WORK TO COMPLETE |
Gather every line below where "JSON" appears.

SUPPLIED RECORDS |
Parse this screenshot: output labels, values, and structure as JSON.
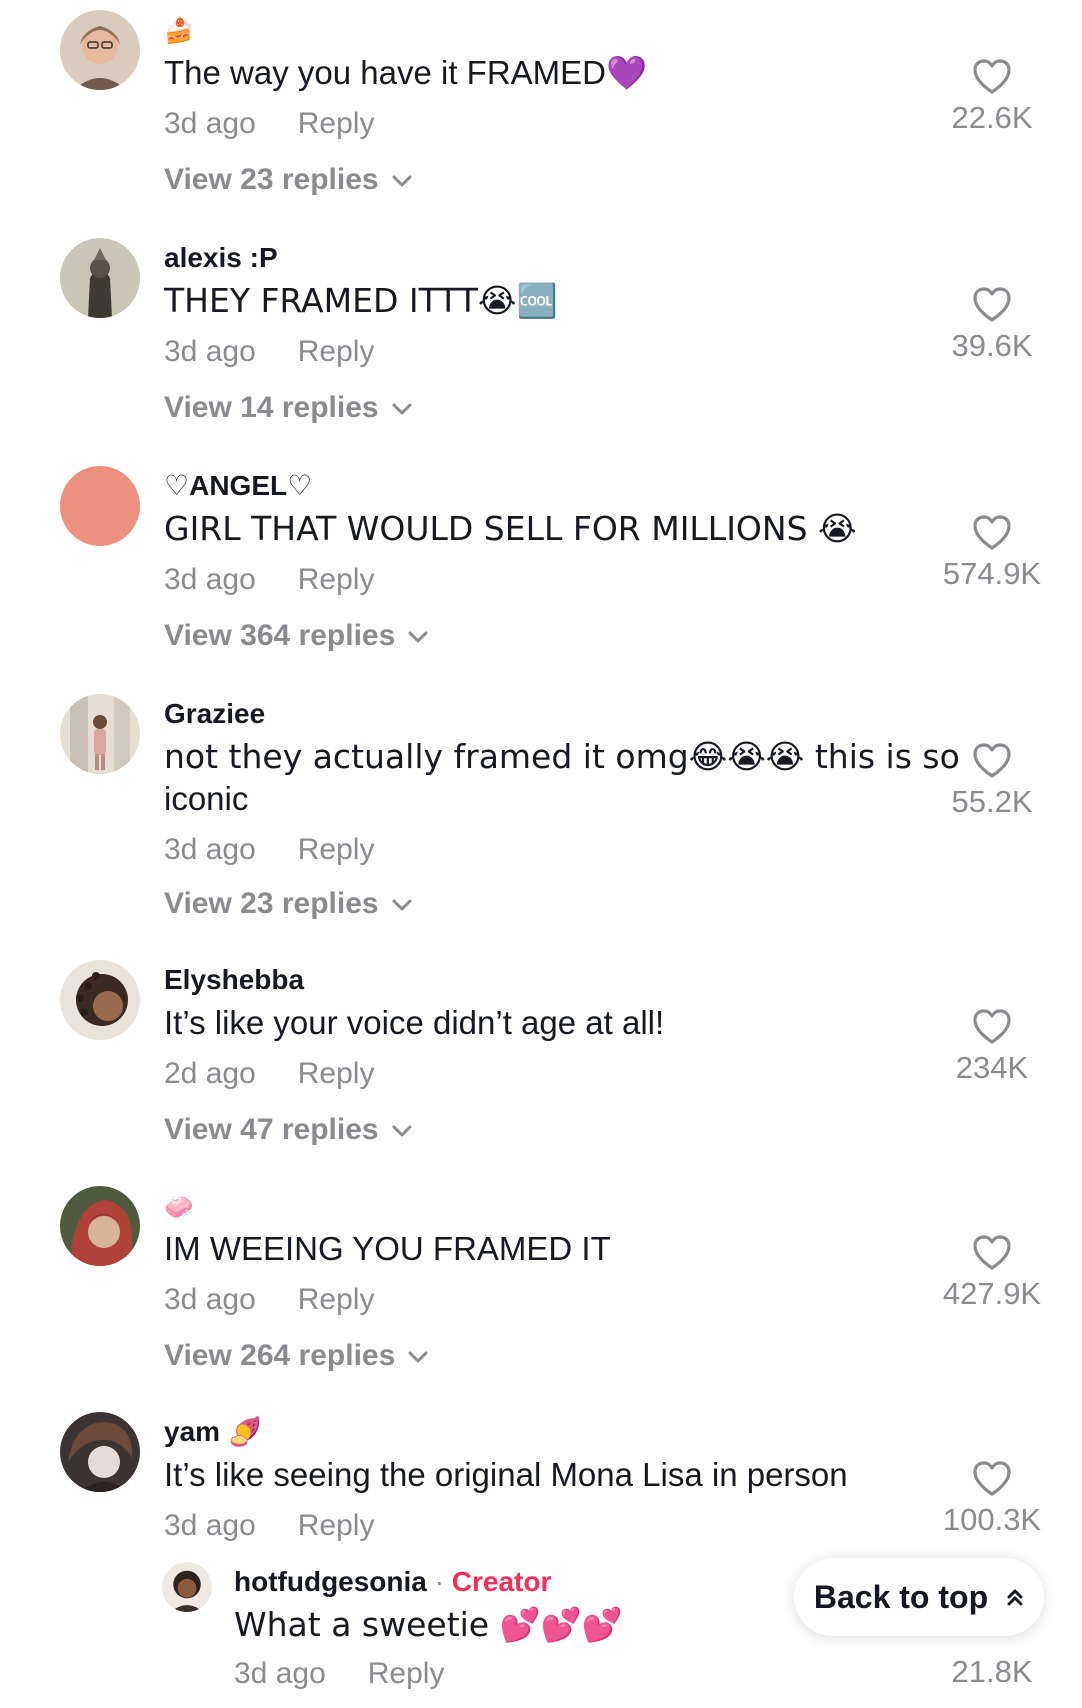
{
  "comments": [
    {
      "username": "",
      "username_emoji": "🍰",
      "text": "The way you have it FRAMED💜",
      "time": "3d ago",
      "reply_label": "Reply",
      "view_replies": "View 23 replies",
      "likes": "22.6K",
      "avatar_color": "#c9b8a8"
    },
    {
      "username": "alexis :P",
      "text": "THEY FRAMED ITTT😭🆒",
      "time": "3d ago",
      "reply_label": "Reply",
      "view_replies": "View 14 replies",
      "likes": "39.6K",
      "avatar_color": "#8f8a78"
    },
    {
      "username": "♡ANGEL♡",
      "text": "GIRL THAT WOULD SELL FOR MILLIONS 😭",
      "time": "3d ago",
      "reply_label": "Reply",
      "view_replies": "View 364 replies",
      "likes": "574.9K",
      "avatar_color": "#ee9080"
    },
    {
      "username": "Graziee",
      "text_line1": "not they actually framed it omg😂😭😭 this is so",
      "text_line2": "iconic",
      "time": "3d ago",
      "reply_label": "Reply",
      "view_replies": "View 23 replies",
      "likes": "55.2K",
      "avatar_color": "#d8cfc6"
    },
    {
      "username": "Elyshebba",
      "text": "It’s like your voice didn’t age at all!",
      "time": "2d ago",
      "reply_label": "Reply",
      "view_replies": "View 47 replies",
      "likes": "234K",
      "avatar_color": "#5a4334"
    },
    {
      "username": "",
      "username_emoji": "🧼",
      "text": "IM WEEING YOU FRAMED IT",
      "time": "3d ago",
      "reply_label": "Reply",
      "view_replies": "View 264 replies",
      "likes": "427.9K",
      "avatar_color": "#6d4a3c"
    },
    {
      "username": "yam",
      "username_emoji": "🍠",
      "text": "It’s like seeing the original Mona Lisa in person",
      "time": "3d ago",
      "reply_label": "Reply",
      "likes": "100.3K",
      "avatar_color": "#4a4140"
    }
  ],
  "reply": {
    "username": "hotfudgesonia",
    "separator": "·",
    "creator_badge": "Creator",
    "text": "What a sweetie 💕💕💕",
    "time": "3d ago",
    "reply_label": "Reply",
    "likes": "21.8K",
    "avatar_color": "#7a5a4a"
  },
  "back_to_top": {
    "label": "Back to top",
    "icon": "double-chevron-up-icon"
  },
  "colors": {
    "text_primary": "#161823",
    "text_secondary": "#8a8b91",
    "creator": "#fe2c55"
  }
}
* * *
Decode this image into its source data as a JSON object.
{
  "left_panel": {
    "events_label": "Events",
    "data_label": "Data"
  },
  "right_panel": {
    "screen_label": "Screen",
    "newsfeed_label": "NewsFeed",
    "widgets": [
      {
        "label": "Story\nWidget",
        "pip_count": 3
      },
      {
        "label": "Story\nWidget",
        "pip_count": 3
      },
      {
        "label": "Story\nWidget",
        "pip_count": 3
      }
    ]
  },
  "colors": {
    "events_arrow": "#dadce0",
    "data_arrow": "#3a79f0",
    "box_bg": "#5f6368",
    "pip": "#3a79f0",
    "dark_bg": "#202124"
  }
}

EXERCISE RESULT |
Parse this screenshot: output labels, values, and structure as JSON.
Decode this image into its source data as a JSON object.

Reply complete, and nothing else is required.